=== RECORDS FOR THIS EXERCISE ===
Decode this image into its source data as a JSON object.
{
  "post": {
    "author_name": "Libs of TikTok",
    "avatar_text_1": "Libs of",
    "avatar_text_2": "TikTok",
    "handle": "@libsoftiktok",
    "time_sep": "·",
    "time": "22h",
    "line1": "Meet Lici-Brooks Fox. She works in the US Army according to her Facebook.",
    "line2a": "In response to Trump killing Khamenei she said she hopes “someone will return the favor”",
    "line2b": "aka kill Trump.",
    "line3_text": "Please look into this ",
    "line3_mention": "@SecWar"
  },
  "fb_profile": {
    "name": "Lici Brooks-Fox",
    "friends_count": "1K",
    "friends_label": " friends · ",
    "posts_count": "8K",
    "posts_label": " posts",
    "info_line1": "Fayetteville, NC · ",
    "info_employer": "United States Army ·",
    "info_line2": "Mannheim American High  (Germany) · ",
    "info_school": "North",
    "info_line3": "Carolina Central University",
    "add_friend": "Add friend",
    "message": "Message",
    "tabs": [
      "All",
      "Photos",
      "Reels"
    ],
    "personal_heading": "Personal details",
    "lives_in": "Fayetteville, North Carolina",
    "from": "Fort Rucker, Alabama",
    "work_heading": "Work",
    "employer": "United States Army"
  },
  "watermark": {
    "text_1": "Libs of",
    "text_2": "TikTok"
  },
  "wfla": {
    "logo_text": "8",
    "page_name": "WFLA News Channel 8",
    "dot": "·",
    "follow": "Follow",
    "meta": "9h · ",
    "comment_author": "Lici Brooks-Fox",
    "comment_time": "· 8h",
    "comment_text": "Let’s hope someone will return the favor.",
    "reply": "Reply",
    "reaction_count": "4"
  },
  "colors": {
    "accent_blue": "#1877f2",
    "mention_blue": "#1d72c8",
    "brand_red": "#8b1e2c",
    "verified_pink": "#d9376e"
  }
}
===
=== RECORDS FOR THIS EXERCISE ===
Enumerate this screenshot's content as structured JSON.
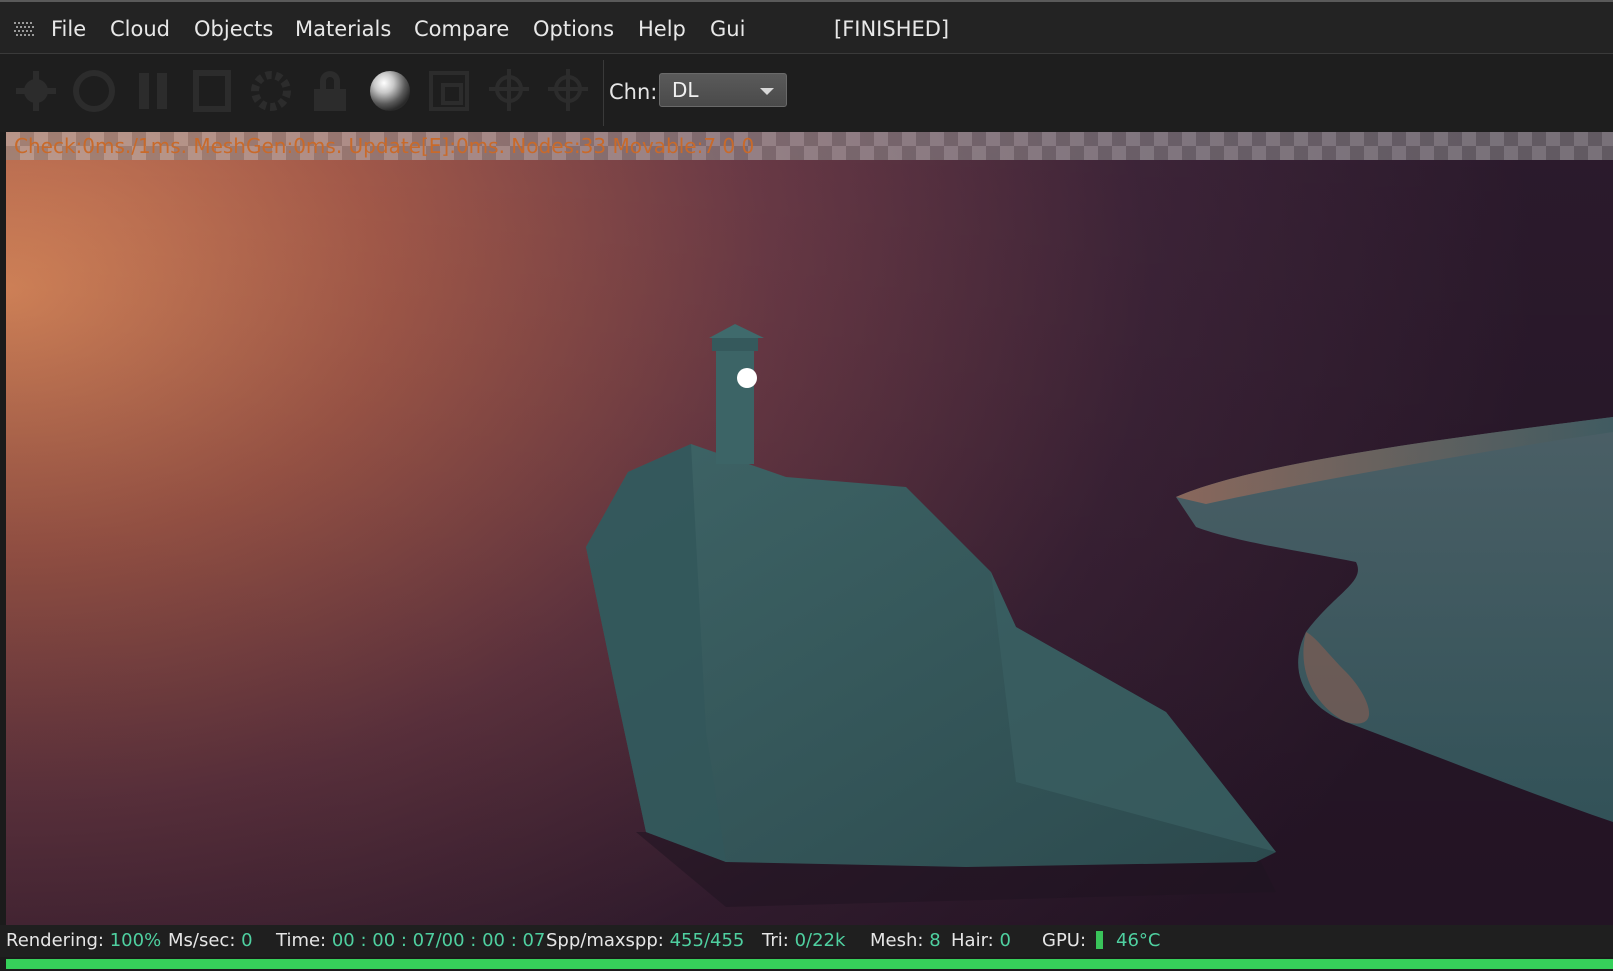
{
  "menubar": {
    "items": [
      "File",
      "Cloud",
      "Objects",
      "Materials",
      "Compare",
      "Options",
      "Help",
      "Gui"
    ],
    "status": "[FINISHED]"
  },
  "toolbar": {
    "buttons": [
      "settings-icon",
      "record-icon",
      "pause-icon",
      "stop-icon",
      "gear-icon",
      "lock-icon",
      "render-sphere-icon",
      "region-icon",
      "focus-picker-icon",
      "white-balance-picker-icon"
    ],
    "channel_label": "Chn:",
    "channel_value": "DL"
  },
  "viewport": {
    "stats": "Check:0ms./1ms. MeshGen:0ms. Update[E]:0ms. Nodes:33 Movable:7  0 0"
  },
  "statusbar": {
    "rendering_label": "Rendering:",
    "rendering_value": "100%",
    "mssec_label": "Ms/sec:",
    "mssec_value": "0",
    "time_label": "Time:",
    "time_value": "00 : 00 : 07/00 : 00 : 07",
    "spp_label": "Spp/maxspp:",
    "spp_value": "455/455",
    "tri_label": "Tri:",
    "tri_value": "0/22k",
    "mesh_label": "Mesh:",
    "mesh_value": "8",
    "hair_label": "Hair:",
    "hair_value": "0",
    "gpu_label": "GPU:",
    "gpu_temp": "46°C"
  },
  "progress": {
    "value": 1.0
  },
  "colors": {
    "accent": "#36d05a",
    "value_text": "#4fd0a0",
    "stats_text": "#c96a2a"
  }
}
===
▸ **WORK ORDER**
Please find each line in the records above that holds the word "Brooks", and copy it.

▸ **OUTPUT FOR THIS EXERCISE**
    "line1": "Meet Lici-Brooks Fox. She works in the US Army according to her Facebook.",
    "name": "Lici Brooks-Fox",
    "comment_author": "Lici Brooks-Fox",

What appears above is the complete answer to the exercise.